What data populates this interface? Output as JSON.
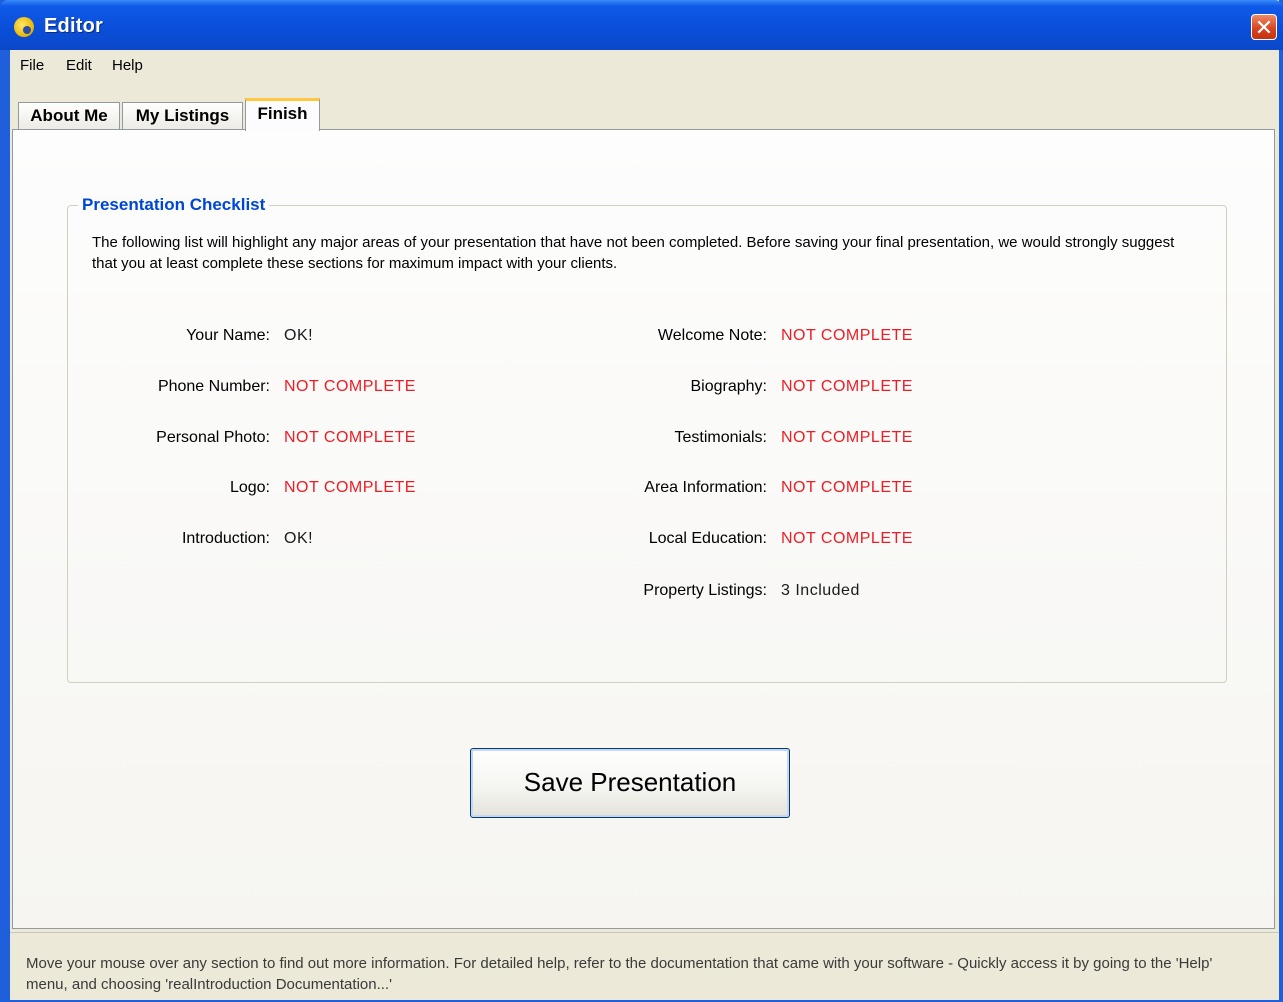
{
  "window": {
    "title": "Editor",
    "close_glyph": "✕"
  },
  "menu": {
    "items": [
      "File",
      "Edit",
      "Help"
    ]
  },
  "tabs": [
    {
      "label": "About Me",
      "active": false
    },
    {
      "label": "My Listings",
      "active": false
    },
    {
      "label": "Finish",
      "active": true
    }
  ],
  "checklist": {
    "title": "Presentation Checklist",
    "intro": "The following list will highlight any major areas of your presentation that have not been completed. Before saving your final presentation, we would strongly suggest that you at least complete these sections for maximum impact with your clients.",
    "left": [
      {
        "label": "Your Name:",
        "value": "OK!",
        "status": "ok"
      },
      {
        "label": "Phone Number:",
        "value": "NOT COMPLETE",
        "status": "incomplete"
      },
      {
        "label": "Personal Photo:",
        "value": "NOT COMPLETE",
        "status": "incomplete"
      },
      {
        "label": "Logo:",
        "value": "NOT COMPLETE",
        "status": "incomplete"
      },
      {
        "label": "Introduction:",
        "value": "OK!",
        "status": "ok"
      }
    ],
    "right": [
      {
        "label": "Welcome Note:",
        "value": "NOT COMPLETE",
        "status": "incomplete"
      },
      {
        "label": "Biography:",
        "value": "NOT COMPLETE",
        "status": "incomplete"
      },
      {
        "label": "Testimonials:",
        "value": "NOT COMPLETE",
        "status": "incomplete"
      },
      {
        "label": "Area Information:",
        "value": "NOT COMPLETE",
        "status": "incomplete"
      },
      {
        "label": "Local Education:",
        "value": "NOT COMPLETE",
        "status": "incomplete"
      },
      {
        "label": "Property Listings:",
        "value": "3 Included",
        "status": "info"
      }
    ]
  },
  "save_button": {
    "label": "Save Presentation"
  },
  "status": {
    "text": "Move your mouse over any section to find out more information. For detailed help, refer to the documentation that came with your software - Quickly access it by going to the 'Help' menu, and choosing 'realIntroduction Documentation...'"
  },
  "colors": {
    "incomplete": "#ee1c24",
    "ok": "#1a1a1a",
    "info": "#1a1a1a",
    "group_title": "#0046d5",
    "titlebar": "#0a4ed8"
  }
}
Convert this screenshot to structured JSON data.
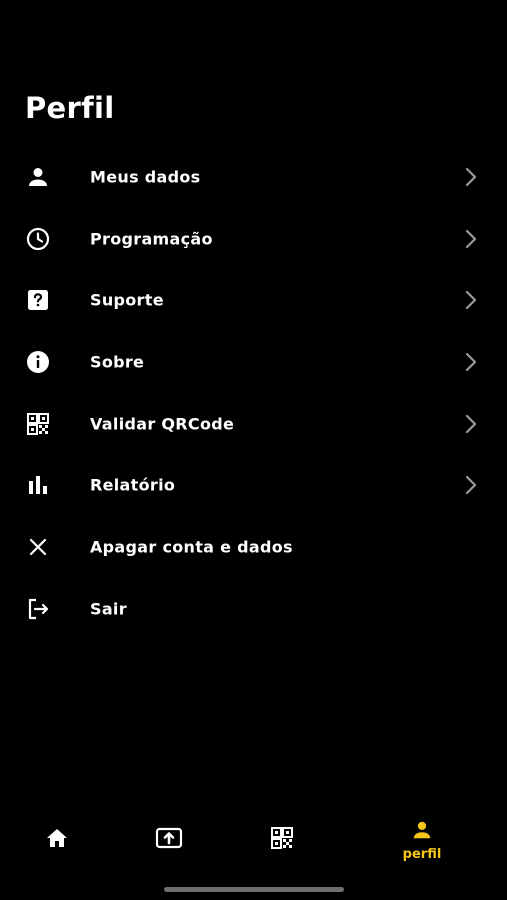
{
  "page": {
    "title": "Perfil"
  },
  "menu": {
    "items": [
      {
        "label": "Meus dados",
        "icon": "person-icon",
        "has_chevron": true
      },
      {
        "label": "Programação",
        "icon": "clock-icon",
        "has_chevron": true
      },
      {
        "label": "Suporte",
        "icon": "help-icon",
        "has_chevron": true
      },
      {
        "label": "Sobre",
        "icon": "info-icon",
        "has_chevron": true
      },
      {
        "label": "Validar QRCode",
        "icon": "qrcode-icon",
        "has_chevron": true
      },
      {
        "label": "Relatório",
        "icon": "bar-chart-icon",
        "has_chevron": true
      },
      {
        "label": "Apagar conta e dados",
        "icon": "close-icon",
        "has_chevron": false
      },
      {
        "label": "Sair",
        "icon": "logout-icon",
        "has_chevron": false
      }
    ]
  },
  "tabbar": {
    "tabs": [
      {
        "icon": "home-icon",
        "label": "",
        "active": false
      },
      {
        "icon": "upload-icon",
        "label": "",
        "active": false
      },
      {
        "icon": "qrcode-icon",
        "label": "",
        "active": false
      },
      {
        "icon": "person-icon",
        "label": "perfil",
        "active": true
      }
    ]
  },
  "colors": {
    "background": "#000000",
    "text": "#ffffff",
    "accent": "#f5c518",
    "chevron": "#9a9a9a"
  }
}
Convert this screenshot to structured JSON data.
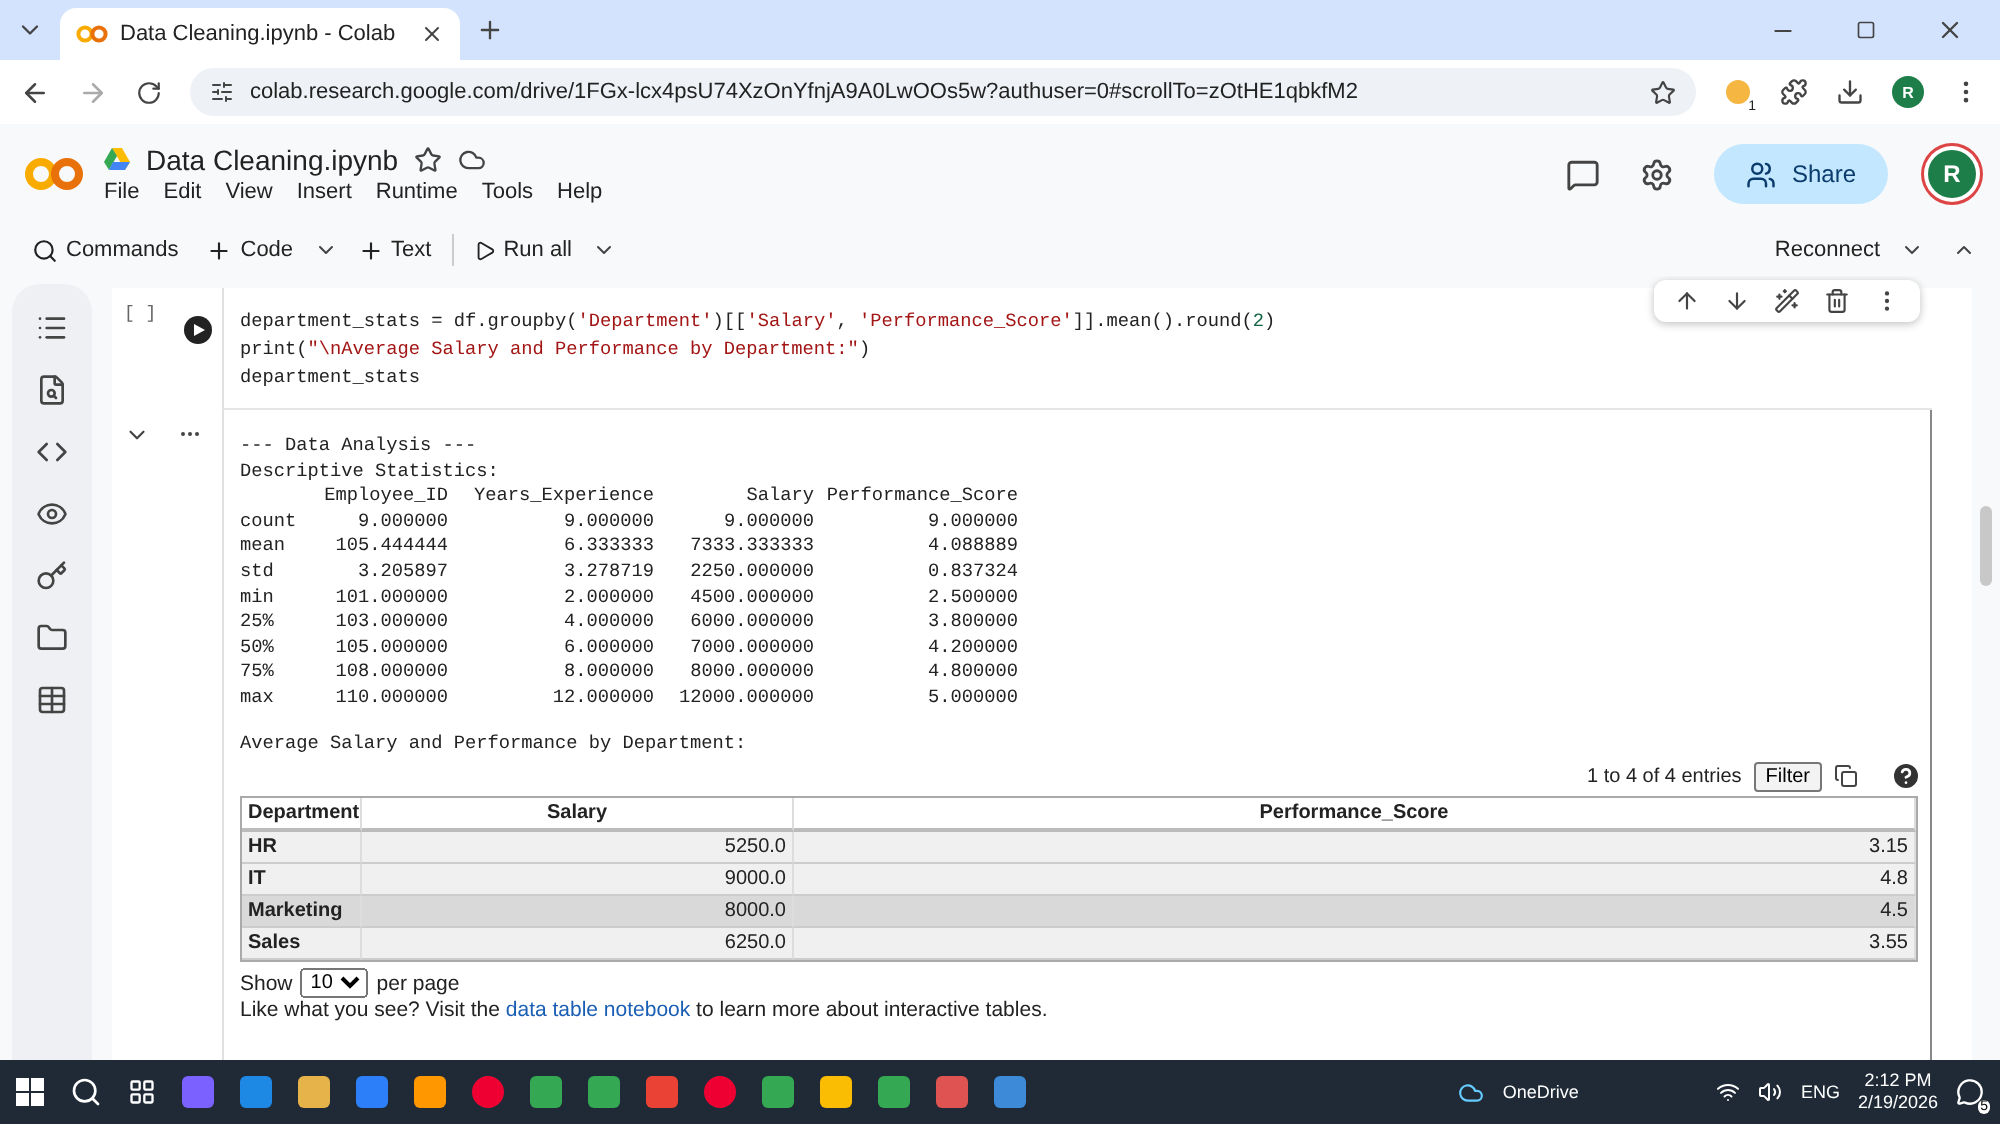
{
  "browser": {
    "tab_title": "Data Cleaning.ipynb - Colab",
    "url": "colab.research.google.com/drive/1FGx-lcx4psU74XzOnYfnjA9A0LwOOs5w?authuser=0#scrollTo=zOtHE1qbkfM2",
    "extension_badge": "1",
    "profile_initial": "R"
  },
  "notebook": {
    "title": "Data Cleaning.ipynb",
    "menu": [
      "File",
      "Edit",
      "View",
      "Insert",
      "Runtime",
      "Tools",
      "Help"
    ],
    "share": "Share",
    "avatar": "R"
  },
  "toolbar": {
    "commands": "Commands",
    "code": "Code",
    "text": "Text",
    "run_all": "Run all",
    "reconnect": "Reconnect"
  },
  "cell": {
    "exec_count": "[ ]",
    "code": [
      [
        {
          "text": "department_stats = df.groupby(",
          "kind": "plain"
        },
        {
          "text": "'Department'",
          "kind": "string"
        },
        {
          "text": ")[[",
          "kind": "plain"
        },
        {
          "text": "'Salary'",
          "kind": "string"
        },
        {
          "text": ", ",
          "kind": "plain"
        },
        {
          "text": "'Performance_Score'",
          "kind": "string"
        },
        {
          "text": "]].mean().round(",
          "kind": "plain"
        },
        {
          "text": "2",
          "kind": "number"
        },
        {
          "text": ")",
          "kind": "plain"
        }
      ],
      [
        {
          "text": "print(",
          "kind": "plain"
        },
        {
          "text": "\"\\nAverage Salary and Performance by Department:\"",
          "kind": "string"
        },
        {
          "text": ")",
          "kind": "plain"
        }
      ],
      [
        {
          "text": "department_stats",
          "kind": "plain"
        }
      ]
    ]
  },
  "output": {
    "lines": [
      "--- Data Analysis ---",
      "Descriptive Statistics:"
    ],
    "stats": {
      "columns": [
        "",
        "Employee_ID",
        "Years_Experience",
        "Salary",
        "Performance_Score"
      ],
      "rows": [
        [
          "count",
          "9.000000",
          "9.000000",
          "9.000000",
          "9.000000"
        ],
        [
          "mean",
          "105.444444",
          "6.333333",
          "7333.333333",
          "4.088889"
        ],
        [
          "std",
          "3.205897",
          "3.278719",
          "2250.000000",
          "0.837324"
        ],
        [
          "min",
          "101.000000",
          "2.000000",
          "4500.000000",
          "2.500000"
        ],
        [
          "25%",
          "103.000000",
          "4.000000",
          "6000.000000",
          "3.800000"
        ],
        [
          "50%",
          "105.000000",
          "6.000000",
          "7000.000000",
          "4.200000"
        ],
        [
          "75%",
          "108.000000",
          "8.000000",
          "8000.000000",
          "4.800000"
        ],
        [
          "max",
          "110.000000",
          "12.000000",
          "12000.000000",
          "5.000000"
        ]
      ]
    },
    "heading": "Average Salary and Performance by Department:",
    "table": {
      "entries": "1 to 4 of 4 entries",
      "filter": "Filter",
      "columns": [
        "Department",
        "Salary",
        "Performance_Score"
      ],
      "rows": [
        {
          "cells": [
            "HR",
            "5250.0",
            "3.15"
          ],
          "selected": false
        },
        {
          "cells": [
            "IT",
            "9000.0",
            "4.8"
          ],
          "selected": false
        },
        {
          "cells": [
            "Marketing",
            "8000.0",
            "4.5"
          ],
          "selected": true
        },
        {
          "cells": [
            "Sales",
            "6250.0",
            "3.55"
          ],
          "selected": false
        }
      ],
      "show": "Show",
      "page_size": "10",
      "per_page": "per page",
      "footer_before": "Like what you see? Visit the ",
      "footer_link": "data table notebook",
      "footer_after": " to learn more about interactive tables."
    }
  },
  "taskbar": {
    "onedrive": "OneDrive",
    "language": "ENG",
    "time": "2:12 PM",
    "date": "2/19/2026",
    "notifications": "5"
  }
}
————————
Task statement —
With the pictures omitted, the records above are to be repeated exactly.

Output below —
What data populates this interface? Output as JSON.
{
  "window": {
    "title": "Editor",
    "close_glyph": "✕"
  },
  "menu": {
    "items": [
      "File",
      "Edit",
      "Help"
    ]
  },
  "tabs": [
    {
      "label": "About Me",
      "active": false
    },
    {
      "label": "My Listings",
      "active": false
    },
    {
      "label": "Finish",
      "active": true
    }
  ],
  "checklist": {
    "title": "Presentation Checklist",
    "intro": "The following list will highlight any major areas of your presentation that have not been completed. Before saving your final presentation, we would strongly suggest that you at least complete these sections for maximum impact with your clients.",
    "left": [
      {
        "label": "Your Name:",
        "value": "OK!",
        "status": "ok"
      },
      {
        "label": "Phone Number:",
        "value": "NOT COMPLETE",
        "status": "incomplete"
      },
      {
        "label": "Personal Photo:",
        "value": "NOT COMPLETE",
        "status": "incomplete"
      },
      {
        "label": "Logo:",
        "value": "NOT COMPLETE",
        "status": "incomplete"
      },
      {
        "label": "Introduction:",
        "value": "OK!",
        "status": "ok"
      }
    ],
    "right": [
      {
        "label": "Welcome Note:",
        "value": "NOT COMPLETE",
        "status": "incomplete"
      },
      {
        "label": "Biography:",
        "value": "NOT COMPLETE",
        "status": "incomplete"
      },
      {
        "label": "Testimonials:",
        "value": "NOT COMPLETE",
        "status": "incomplete"
      },
      {
        "label": "Area Information:",
        "value": "NOT COMPLETE",
        "status": "incomplete"
      },
      {
        "label": "Local Education:",
        "value": "NOT COMPLETE",
        "status": "incomplete"
      },
      {
        "label": "Property Listings:",
        "value": "3 Included",
        "status": "info"
      }
    ]
  },
  "save_button": {
    "label": "Save Presentation"
  },
  "status": {
    "text": "Move your mouse over any section to find out more information. For detailed help, refer to the documentation that came with your software - Quickly access it by going to the 'Help' menu, and choosing 'realIntroduction Documentation...'"
  },
  "colors": {
    "incomplete": "#ee1c24",
    "ok": "#1a1a1a",
    "info": "#1a1a1a",
    "group_title": "#0046d5",
    "titlebar": "#0a4ed8"
  }
}
Convert this screenshot to structured JSON data.
{
  "page": {
    "title": "Perfil"
  },
  "menu": {
    "items": [
      {
        "label": "Meus dados",
        "icon": "person-icon",
        "has_chevron": true
      },
      {
        "label": "Programação",
        "icon": "clock-icon",
        "has_chevron": true
      },
      {
        "label": "Suporte",
        "icon": "help-icon",
        "has_chevron": true
      },
      {
        "label": "Sobre",
        "icon": "info-icon",
        "has_chevron": true
      },
      {
        "label": "Validar QRCode",
        "icon": "qrcode-icon",
        "has_chevron": true
      },
      {
        "label": "Relatório",
        "icon": "bar-chart-icon",
        "has_chevron": true
      },
      {
        "label": "Apagar conta e dados",
        "icon": "close-icon",
        "has_chevron": false
      },
      {
        "label": "Sair",
        "icon": "logout-icon",
        "has_chevron": false
      }
    ]
  },
  "tabbar": {
    "tabs": [
      {
        "icon": "home-icon",
        "label": "",
        "active": false
      },
      {
        "icon": "upload-icon",
        "label": "",
        "active": false
      },
      {
        "icon": "qrcode-icon",
        "label": "",
        "active": false
      },
      {
        "icon": "person-icon",
        "label": "perfil",
        "active": true
      }
    ]
  },
  "colors": {
    "background": "#000000",
    "text": "#ffffff",
    "accent": "#f5c518",
    "chevron": "#9a9a9a"
  }
}
Convert this screenshot to structured JSON data.
{
  "browser": {
    "tab_title": "Data Cleaning.ipynb - Colab",
    "url": "colab.research.google.com/drive/1FGx-lcx4psU74XzOnYfnjA9A0LwOOs5w?authuser=0#scrollTo=zOtHE1qbkfM2",
    "extension_badge": "1",
    "profile_initial": "R"
  },
  "notebook": {
    "title": "Data Cleaning.ipynb",
    "menu": [
      "File",
      "Edit",
      "View",
      "Insert",
      "Runtime",
      "Tools",
      "Help"
    ],
    "share": "Share",
    "avatar": "R"
  },
  "toolbar": {
    "commands": "Commands",
    "code": "Code",
    "text": "Text",
    "run_all": "Run all",
    "reconnect": "Reconnect"
  },
  "cell": {
    "exec_count": "[ ]",
    "code": [
      [
        {
          "text": "department_stats = df.groupby(",
          "kind": "plain"
        },
        {
          "text": "'Department'",
          "kind": "string"
        },
        {
          "text": ")[[",
          "kind": "plain"
        },
        {
          "text": "'Salary'",
          "kind": "string"
        },
        {
          "text": ", ",
          "kind": "plain"
        },
        {
          "text": "'Performance_Score'",
          "kind": "string"
        },
        {
          "text": "]].mean().round(",
          "kind": "plain"
        },
        {
          "text": "2",
          "kind": "number"
        },
        {
          "text": ")",
          "kind": "plain"
        }
      ],
      [
        {
          "text": "print(",
          "kind": "plain"
        },
        {
          "text": "\"\\nAverage Salary and Performance by Department:\"",
          "kind": "string"
        },
        {
          "text": ")",
          "kind": "plain"
        }
      ],
      [
        {
          "text": "department_stats",
          "kind": "plain"
        }
      ]
    ]
  },
  "output": {
    "lines": [
      "--- Data Analysis ---",
      "Descriptive Statistics:"
    ],
    "stats": {
      "columns": [
        "",
        "Employee_ID",
        "Years_Experience",
        "Salary",
        "Performance_Score"
      ],
      "rows": [
        [
          "count",
          "9.000000",
          "9.000000",
          "9.000000",
          "9.000000"
        ],
        [
          "mean",
          "105.444444",
          "6.333333",
          "7333.333333",
          "4.088889"
        ],
        [
          "std",
          "3.205897",
          "3.278719",
          "2250.000000",
          "0.837324"
        ],
        [
          "min",
          "101.000000",
          "2.000000",
          "4500.000000",
          "2.500000"
        ],
        [
          "25%",
          "103.000000",
          "4.000000",
          "6000.000000",
          "3.800000"
        ],
        [
          "50%",
          "105.000000",
          "6.000000",
          "7000.000000",
          "4.200000"
        ],
        [
          "75%",
          "108.000000",
          "8.000000",
          "8000.000000",
          "4.800000"
        ],
        [
          "max",
          "110.000000",
          "12.000000",
          "12000.000000",
          "5.000000"
        ]
      ]
    },
    "heading": "Average Salary and Performance by Department:",
    "table": {
      "entries": "1 to 4 of 4 entries",
      "filter": "Filter",
      "columns": [
        "Department",
        "Salary",
        "Performance_Score"
      ],
      "rows": [
        {
          "cells": [
            "HR",
            "5250.0",
            "3.15"
          ],
          "selected": false
        },
        {
          "cells": [
            "IT",
            "9000.0",
            "4.8"
          ],
          "selected": false
        },
        {
          "cells": [
            "Marketing",
            "8000.0",
            "4.5"
          ],
          "selected": true
        },
        {
          "cells": [
            "Sales",
            "6250.0",
            "3.55"
          ],
          "selected": false
        }
      ],
      "show": "Show",
      "page_size": "10",
      "per_page": "per page",
      "footer_before": "Like what you see? Visit the ",
      "footer_link": "data table notebook",
      "footer_after": " to learn more about interactive tables."
    }
  },
  "taskbar": {
    "onedrive": "OneDrive",
    "language": "ENG",
    "time": "2:12 PM",
    "date": "2/19/2026",
    "notifications": "5"
  }
}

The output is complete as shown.